Records contained in a dataset
____________
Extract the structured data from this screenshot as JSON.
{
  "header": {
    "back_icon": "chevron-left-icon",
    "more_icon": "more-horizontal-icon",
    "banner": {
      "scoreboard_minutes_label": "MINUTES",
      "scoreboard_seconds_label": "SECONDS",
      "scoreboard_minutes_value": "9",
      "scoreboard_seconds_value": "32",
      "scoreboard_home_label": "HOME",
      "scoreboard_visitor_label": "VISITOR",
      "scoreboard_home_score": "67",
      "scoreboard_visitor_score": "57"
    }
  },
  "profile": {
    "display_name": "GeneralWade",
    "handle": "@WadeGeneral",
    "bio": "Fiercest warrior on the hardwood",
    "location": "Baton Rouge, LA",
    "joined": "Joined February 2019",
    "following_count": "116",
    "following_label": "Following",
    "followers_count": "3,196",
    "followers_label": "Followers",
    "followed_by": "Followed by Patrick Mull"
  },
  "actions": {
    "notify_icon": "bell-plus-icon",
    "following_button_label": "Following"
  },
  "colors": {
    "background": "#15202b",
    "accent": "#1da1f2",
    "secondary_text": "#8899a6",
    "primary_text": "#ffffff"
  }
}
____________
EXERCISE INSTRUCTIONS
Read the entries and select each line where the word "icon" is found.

EXERCISE OUTPUT
    "back_icon": "chevron-left-icon",
    "more_icon": "more-horizontal-icon",
    "notify_icon": "bell-plus-icon",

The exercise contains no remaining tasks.